### [Assignment]
All of the entries are to be printed exactly as they appear.

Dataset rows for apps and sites
◇ ◇ ◇
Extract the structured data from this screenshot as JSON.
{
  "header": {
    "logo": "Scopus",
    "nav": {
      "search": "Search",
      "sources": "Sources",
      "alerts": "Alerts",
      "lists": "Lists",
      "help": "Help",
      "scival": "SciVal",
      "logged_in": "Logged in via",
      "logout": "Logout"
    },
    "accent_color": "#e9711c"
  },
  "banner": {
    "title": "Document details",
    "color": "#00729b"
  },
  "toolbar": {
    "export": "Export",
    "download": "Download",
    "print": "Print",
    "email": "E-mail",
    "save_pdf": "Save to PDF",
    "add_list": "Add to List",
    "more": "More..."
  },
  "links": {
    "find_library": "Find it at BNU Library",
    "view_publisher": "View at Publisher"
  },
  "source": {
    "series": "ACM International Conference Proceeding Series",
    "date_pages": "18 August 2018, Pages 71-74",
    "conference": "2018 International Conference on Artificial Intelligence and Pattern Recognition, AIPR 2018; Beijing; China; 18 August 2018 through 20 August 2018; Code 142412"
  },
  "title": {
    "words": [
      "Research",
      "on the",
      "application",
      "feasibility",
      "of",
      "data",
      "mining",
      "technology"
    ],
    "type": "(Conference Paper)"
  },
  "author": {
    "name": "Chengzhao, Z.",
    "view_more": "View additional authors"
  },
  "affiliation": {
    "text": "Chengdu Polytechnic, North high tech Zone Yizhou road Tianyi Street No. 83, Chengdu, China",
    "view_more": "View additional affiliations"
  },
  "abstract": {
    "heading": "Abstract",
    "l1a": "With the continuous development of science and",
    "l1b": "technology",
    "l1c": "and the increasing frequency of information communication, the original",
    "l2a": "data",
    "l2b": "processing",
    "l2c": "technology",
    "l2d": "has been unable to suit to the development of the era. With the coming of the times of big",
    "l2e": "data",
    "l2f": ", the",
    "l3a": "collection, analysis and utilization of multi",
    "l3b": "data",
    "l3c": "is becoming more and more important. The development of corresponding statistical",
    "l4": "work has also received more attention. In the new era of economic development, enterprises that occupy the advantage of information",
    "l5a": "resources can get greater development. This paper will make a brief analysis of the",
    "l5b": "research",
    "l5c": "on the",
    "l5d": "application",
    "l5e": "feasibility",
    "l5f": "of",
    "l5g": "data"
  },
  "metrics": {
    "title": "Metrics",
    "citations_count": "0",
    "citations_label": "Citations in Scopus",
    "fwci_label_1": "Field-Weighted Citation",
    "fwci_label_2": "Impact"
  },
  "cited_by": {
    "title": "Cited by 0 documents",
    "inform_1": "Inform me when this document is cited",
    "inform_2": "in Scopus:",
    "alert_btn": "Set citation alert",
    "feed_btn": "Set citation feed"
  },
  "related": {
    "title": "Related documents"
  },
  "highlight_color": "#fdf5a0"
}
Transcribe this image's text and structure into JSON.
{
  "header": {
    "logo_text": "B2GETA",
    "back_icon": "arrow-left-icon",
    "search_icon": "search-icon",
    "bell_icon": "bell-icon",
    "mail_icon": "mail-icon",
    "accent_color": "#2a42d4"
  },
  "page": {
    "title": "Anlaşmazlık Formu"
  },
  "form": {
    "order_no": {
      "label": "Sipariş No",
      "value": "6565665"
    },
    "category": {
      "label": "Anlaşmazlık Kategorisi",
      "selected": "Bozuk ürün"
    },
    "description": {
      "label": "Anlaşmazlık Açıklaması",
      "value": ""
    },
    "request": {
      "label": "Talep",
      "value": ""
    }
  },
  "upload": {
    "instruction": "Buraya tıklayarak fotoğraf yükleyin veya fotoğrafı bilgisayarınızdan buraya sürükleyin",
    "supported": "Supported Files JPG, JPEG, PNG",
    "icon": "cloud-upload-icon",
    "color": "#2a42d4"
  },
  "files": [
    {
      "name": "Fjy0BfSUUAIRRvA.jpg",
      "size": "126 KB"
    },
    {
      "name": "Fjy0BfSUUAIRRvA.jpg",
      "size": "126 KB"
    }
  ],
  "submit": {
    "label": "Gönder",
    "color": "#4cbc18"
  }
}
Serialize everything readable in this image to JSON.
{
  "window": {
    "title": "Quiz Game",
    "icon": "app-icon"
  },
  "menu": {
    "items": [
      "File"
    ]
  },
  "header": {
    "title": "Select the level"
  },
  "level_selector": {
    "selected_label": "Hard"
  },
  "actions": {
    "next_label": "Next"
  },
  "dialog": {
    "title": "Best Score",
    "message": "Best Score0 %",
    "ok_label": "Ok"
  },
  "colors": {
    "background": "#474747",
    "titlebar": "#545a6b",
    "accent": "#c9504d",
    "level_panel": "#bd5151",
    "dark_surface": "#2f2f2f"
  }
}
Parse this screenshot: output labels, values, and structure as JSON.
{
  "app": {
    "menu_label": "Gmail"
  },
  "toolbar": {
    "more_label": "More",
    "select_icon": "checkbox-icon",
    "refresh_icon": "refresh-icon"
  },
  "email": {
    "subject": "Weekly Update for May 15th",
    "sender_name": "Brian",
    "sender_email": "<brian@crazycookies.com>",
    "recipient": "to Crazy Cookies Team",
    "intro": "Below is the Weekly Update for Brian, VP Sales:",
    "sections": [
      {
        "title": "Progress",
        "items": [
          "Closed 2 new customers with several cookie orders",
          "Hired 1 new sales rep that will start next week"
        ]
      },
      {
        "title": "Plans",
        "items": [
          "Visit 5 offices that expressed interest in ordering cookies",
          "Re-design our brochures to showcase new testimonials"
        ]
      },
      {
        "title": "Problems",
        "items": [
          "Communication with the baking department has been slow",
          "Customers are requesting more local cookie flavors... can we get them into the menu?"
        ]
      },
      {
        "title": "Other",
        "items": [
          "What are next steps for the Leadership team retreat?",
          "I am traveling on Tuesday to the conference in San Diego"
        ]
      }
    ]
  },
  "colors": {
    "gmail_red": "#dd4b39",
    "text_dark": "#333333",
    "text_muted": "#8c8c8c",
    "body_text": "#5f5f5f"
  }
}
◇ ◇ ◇
### [Solution for this exercise]
Extract the structured data from this screenshot as JSON.
{
  "header": {
    "logo": "Scopus",
    "nav": {
      "search": "Search",
      "sources": "Sources",
      "alerts": "Alerts",
      "lists": "Lists",
      "help": "Help",
      "scival": "SciVal",
      "logged_in": "Logged in via",
      "logout": "Logout"
    },
    "accent_color": "#e9711c"
  },
  "banner": {
    "title": "Document details",
    "color": "#00729b"
  },
  "toolbar": {
    "export": "Export",
    "download": "Download",
    "print": "Print",
    "email": "E-mail",
    "save_pdf": "Save to PDF",
    "add_list": "Add to List",
    "more": "More..."
  },
  "links": {
    "find_library": "Find it at BNU Library",
    "view_publisher": "View at Publisher"
  },
  "source": {
    "series": "ACM International Conference Proceeding Series",
    "date_pages": "18 August 2018, Pages 71-74",
    "conference": "2018 International Conference on Artificial Intelligence and Pattern Recognition, AIPR 2018; Beijing; China; 18 August 2018 through 20 August 2018; Code 142412"
  },
  "title": {
    "words": [
      "Research",
      "on the",
      "application",
      "feasibility",
      "of",
      "data",
      "mining",
      "technology"
    ],
    "type": "(Conference Paper)"
  },
  "author": {
    "name": "Chengzhao, Z.",
    "view_more": "View additional authors"
  },
  "affiliation": {
    "text": "Chengdu Polytechnic, North high tech Zone Yizhou road Tianyi Street No. 83, Chengdu, China",
    "view_more": "View additional affiliations"
  },
  "abstract": {
    "heading": "Abstract",
    "l1a": "With the continuous development of science and",
    "l1b": "technology",
    "l1c": "and the increasing frequency of information communication, the original",
    "l2a": "data",
    "l2b": "processing",
    "l2c": "technology",
    "l2d": "has been unable to suit to the development of the era. With the coming of the times of big",
    "l2e": "data",
    "l2f": ", the",
    "l3a": "collection, analysis and utilization of multi",
    "l3b": "data",
    "l3c": "is becoming more and more important. The development of corresponding statistical",
    "l4": "work has also received more attention. In the new era of economic development, enterprises that occupy the advantage of information",
    "l5a": "resources can get greater development. This paper will make a brief analysis of the",
    "l5b": "research",
    "l5c": "on the",
    "l5d": "application",
    "l5e": "feasibility",
    "l5f": "of",
    "l5g": "data"
  },
  "metrics": {
    "title": "Metrics",
    "citations_count": "0",
    "citations_label": "Citations in Scopus",
    "fwci_label_1": "Field-Weighted Citation",
    "fwci_label_2": "Impact"
  },
  "cited_by": {
    "title": "Cited by 0 documents",
    "inform_1": "Inform me when this document is cited",
    "inform_2": "in Scopus:",
    "alert_btn": "Set citation alert",
    "feed_btn": "Set citation feed"
  },
  "related": {
    "title": "Related documents"
  },
  "highlight_color": "#fdf5a0"
}
Transcribe this image's text and structure into JSON.
{
  "header": {
    "logo_text": "B2GETA",
    "back_icon": "arrow-left-icon",
    "search_icon": "search-icon",
    "bell_icon": "bell-icon",
    "mail_icon": "mail-icon",
    "accent_color": "#2a42d4"
  },
  "page": {
    "title": "Anlaşmazlık Formu"
  },
  "form": {
    "order_no": {
      "label": "Sipariş No",
      "value": "6565665"
    },
    "category": {
      "label": "Anlaşmazlık Kategorisi",
      "selected": "Bozuk ürün"
    },
    "description": {
      "label": "Anlaşmazlık Açıklaması",
      "value": ""
    },
    "request": {
      "label": "Talep",
      "value": ""
    }
  },
  "upload": {
    "instruction": "Buraya tıklayarak fotoğraf yükleyin veya fotoğrafı bilgisayarınızdan buraya sürükleyin",
    "supported": "Supported Files JPG, JPEG, PNG",
    "icon": "cloud-upload-icon",
    "color": "#2a42d4"
  },
  "files": [
    {
      "name": "Fjy0BfSUUAIRRvA.jpg",
      "size": "126 KB"
    },
    {
      "name": "Fjy0BfSUUAIRRvA.jpg",
      "size": "126 KB"
    }
  ],
  "submit": {
    "label": "Gönder",
    "color": "#4cbc18"
  }
}
Serialize everything readable in this image to JSON.
{
  "window": {
    "title": "Quiz Game",
    "icon": "app-icon"
  },
  "menu": {
    "items": [
      "File"
    ]
  },
  "header": {
    "title": "Select the level"
  },
  "level_selector": {
    "selected_label": "Hard"
  },
  "actions": {
    "next_label": "Next"
  },
  "dialog": {
    "title": "Best Score",
    "message": "Best Score0 %",
    "ok_label": "Ok"
  },
  "colors": {
    "background": "#474747",
    "titlebar": "#545a6b",
    "accent": "#c9504d",
    "level_panel": "#bd5151",
    "dark_surface": "#2f2f2f"
  }
}
Parse this screenshot: output labels, values, and structure as JSON.
{
  "app": {
    "menu_label": "Gmail"
  },
  "toolbar": {
    "more_label": "More",
    "select_icon": "checkbox-icon",
    "refresh_icon": "refresh-icon"
  },
  "email": {
    "subject": "Weekly Update for May 15th",
    "sender_name": "Brian",
    "sender_email": "<brian@crazycookies.com>",
    "recipient": "to Crazy Cookies Team",
    "intro": "Below is the Weekly Update for Brian, VP Sales:",
    "sections": [
      {
        "title": "Progress",
        "items": [
          "Closed 2 new customers with several cookie orders",
          "Hired 1 new sales rep that will start next week"
        ]
      },
      {
        "title": "Plans",
        "items": [
          "Visit 5 offices that expressed interest in ordering cookies",
          "Re-design our brochures to showcase new testimonials"
        ]
      },
      {
        "title": "Problems",
        "items": [
          "Communication with the baking department has been slow",
          "Customers are requesting more local cookie flavors... can we get them into the menu?"
        ]
      },
      {
        "title": "Other",
        "items": [
          "What are next steps for the Leadership team retreat?",
          "I am traveling on Tuesday to the conference in San Diego"
        ]
      }
    ]
  },
  "colors": {
    "gmail_red": "#dd4b39",
    "text_dark": "#333333",
    "text_muted": "#8c8c8c",
    "body_text": "#5f5f5f"
  }
}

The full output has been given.